┏━━

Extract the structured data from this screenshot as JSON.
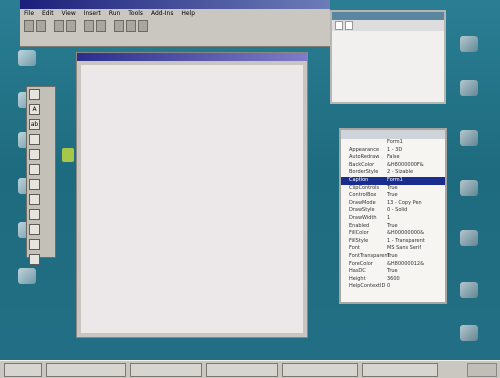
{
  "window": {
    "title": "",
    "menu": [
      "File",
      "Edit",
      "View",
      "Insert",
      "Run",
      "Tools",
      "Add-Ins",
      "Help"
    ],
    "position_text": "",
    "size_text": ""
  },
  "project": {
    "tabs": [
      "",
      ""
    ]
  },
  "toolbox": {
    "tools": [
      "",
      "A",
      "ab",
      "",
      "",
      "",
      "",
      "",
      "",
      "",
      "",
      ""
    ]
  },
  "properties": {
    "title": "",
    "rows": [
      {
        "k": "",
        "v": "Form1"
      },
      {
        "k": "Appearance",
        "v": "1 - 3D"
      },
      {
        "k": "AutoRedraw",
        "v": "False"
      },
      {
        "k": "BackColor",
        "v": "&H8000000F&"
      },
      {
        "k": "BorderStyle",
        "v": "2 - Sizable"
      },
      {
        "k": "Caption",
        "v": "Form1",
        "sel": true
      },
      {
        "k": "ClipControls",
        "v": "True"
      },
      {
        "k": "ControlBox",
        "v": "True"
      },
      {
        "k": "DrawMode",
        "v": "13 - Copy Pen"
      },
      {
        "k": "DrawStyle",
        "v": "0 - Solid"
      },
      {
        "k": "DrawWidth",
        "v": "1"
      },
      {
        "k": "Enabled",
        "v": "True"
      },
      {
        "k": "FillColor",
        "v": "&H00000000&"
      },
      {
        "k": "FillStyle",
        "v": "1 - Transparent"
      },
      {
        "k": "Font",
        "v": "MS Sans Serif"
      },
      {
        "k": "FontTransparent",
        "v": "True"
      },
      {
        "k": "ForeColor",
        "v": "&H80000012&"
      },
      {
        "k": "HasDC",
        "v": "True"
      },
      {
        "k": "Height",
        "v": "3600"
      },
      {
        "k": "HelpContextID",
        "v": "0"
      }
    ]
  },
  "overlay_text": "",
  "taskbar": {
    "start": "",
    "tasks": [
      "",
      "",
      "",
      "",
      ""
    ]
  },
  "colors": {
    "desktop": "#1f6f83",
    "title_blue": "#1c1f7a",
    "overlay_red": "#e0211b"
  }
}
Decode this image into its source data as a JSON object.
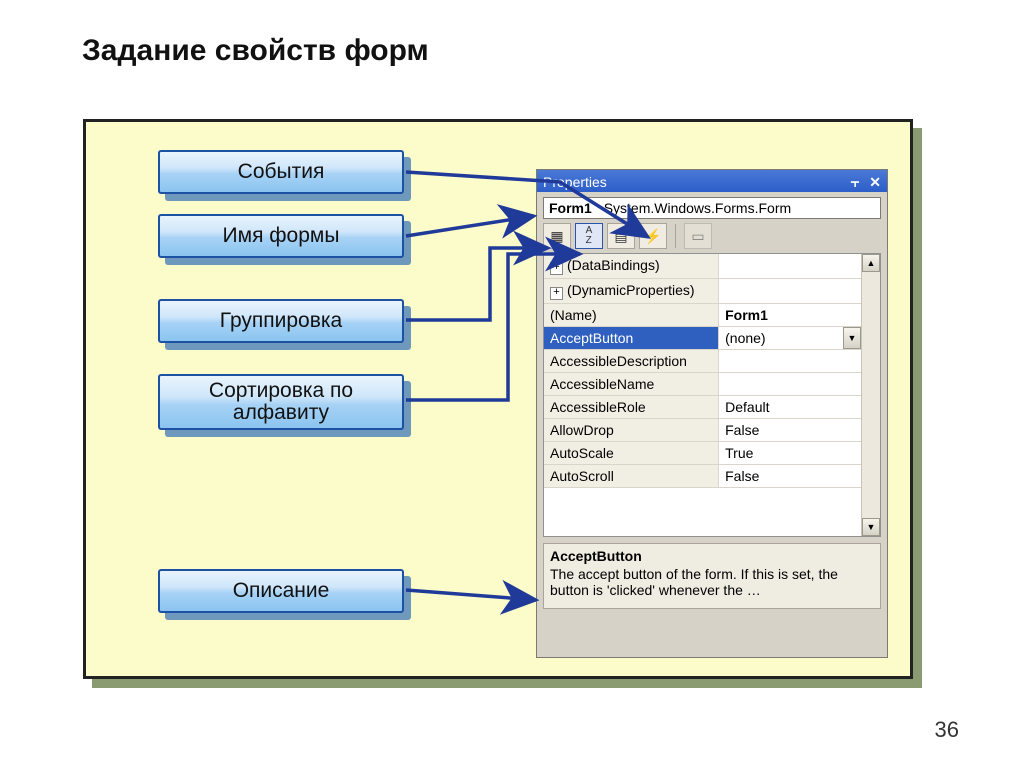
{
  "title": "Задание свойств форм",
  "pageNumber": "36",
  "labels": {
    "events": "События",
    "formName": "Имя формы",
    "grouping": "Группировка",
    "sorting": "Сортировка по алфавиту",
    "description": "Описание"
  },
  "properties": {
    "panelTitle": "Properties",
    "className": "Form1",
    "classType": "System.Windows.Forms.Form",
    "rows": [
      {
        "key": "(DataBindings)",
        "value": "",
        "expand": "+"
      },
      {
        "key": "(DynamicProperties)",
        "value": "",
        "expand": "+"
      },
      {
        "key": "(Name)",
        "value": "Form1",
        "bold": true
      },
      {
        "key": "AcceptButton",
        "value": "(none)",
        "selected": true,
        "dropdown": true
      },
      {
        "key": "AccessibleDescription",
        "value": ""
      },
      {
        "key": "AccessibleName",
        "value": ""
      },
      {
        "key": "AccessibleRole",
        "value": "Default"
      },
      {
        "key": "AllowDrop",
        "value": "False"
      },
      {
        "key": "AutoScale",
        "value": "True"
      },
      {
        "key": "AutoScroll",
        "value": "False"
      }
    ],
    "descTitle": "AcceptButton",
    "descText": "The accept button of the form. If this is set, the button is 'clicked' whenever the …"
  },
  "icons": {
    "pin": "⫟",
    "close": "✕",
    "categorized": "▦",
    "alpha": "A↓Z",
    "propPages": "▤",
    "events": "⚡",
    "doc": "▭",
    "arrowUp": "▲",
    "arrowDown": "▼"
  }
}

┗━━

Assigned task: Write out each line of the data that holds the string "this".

Response:
Extract the structured data from this screenshot as JSON.
Decode this image into its source data as a JSON object.
    "descText": "The accept button of the form. If this is set, the button is 'clicked' whenever the …"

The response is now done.